Oakland teacher Anthony Cody, a National Board certified science teacher, asked: How could Duncan expect better outcomes for students when school budgets across the nation were being devastated by deep cuts? How could Duncan insist that we need a higher-quality teaching force even as his own Department of Education “continues to fund programs that place poorly trained interns in urban classrooms”? How could Duncan complain about the pressure to boost test scores, when his own department supports the use of test scores to fire teachers and close schools? How could Duncan say that he wants more complex ways to evaluate teachers, when he applauded the publication of teacher effectiveness ratings by the Los Angeles Times based solely on bubble-test data?
Cody, who writes a regular blog at Education Week called “Living in Dialogue,” is widely recognized among teachers as a national leader, although he has no position in either of the nation’s teachers’ unions. Cody and prominent colleagues from across the nation are organizing a march on Washington on July 30 to express their profound disgust with the current attacks on teachers, the teaching profession, public education, and the misuse of test scores to fire educators and close schools that need help.
Ken Bernstein, a highly honored teacher in Maryland, regularly blogs on the Daily Kos, where he asked Duncan how he could echo the genuine concerns of teachers without acknowledging that his own policies devalue the work that teachers do. Bernstein also noted the disparity between Duncan’s words and his deeds. In his letter, Duncan stated that teachers should not be blamed for “broken families, unsafe communities, misguided reforms, and underfunded school systems,” but Bernstein pointed out that nothing in the Obama administration’s policies address those critical issues. “Teachers are frustrated and angry,” he wrote. He called on Duncan to work with experienced educators, to take advantage of their knowledge and experience, and to truly listen to them.
Next, Duncan’s press secretary reacted to the outpouring of criticism by asserting that the negative response did not represent “how the broader teaching community feels about it.” That opened a new opportunity for bloggers to excoriate both Duncan and his staff.

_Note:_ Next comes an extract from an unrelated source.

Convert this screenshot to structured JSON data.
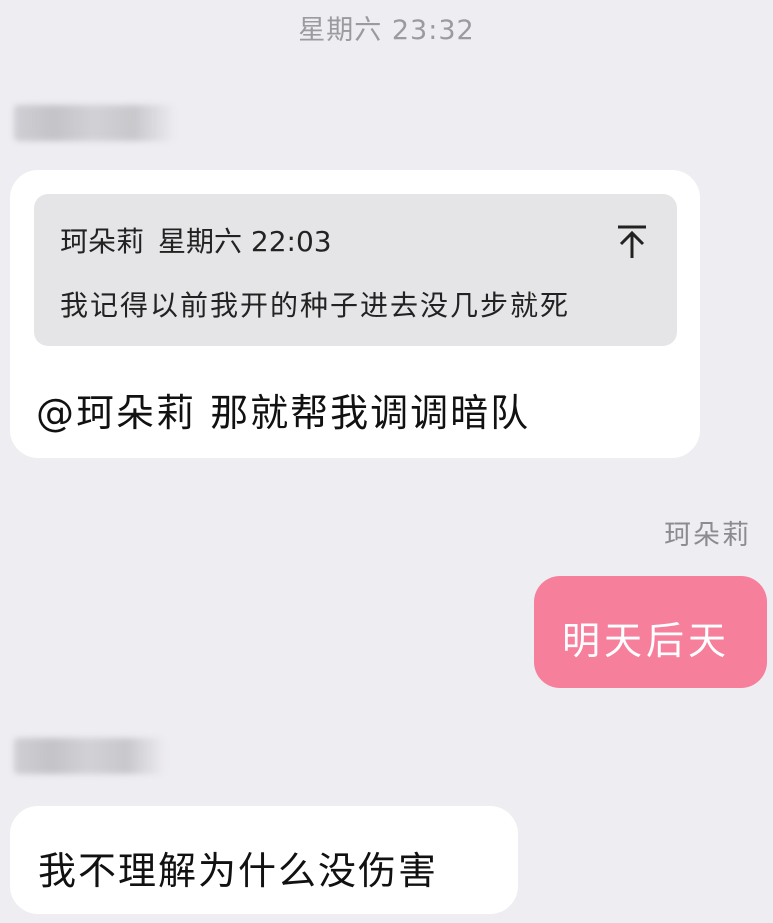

The appeal to the “ silent majority,” wrote a social studies teacher, reminded him of Richard Nixon’s claim that a “silent majority” supported his policies in Vietnam. An urban teacher complained bitterly that Duncan had failed to stand up for teachers when their job security was under attack; that he continued to support wholesale firing of entire school staffs based on test scores; that he discounted the importance of experience in the classroom; that he vocally supports programs to place inexperienced teachers in the nation’s schools; and that he has little standing to speak about teaching because he was never a teacher.
Many teachers hold Duncan’s policies accountable for the public disrespect now directed at teachers in the media. Consequently they can’t find it in their hearts to trust Arne Duncan when he thanks them for their service. They’ve learned to respond to what he does, not what he says.
Diane Ravitch is the author, most recently, of The Death and Life of the Great American School System: How Testing and Choice Are Undermining Education (Basic).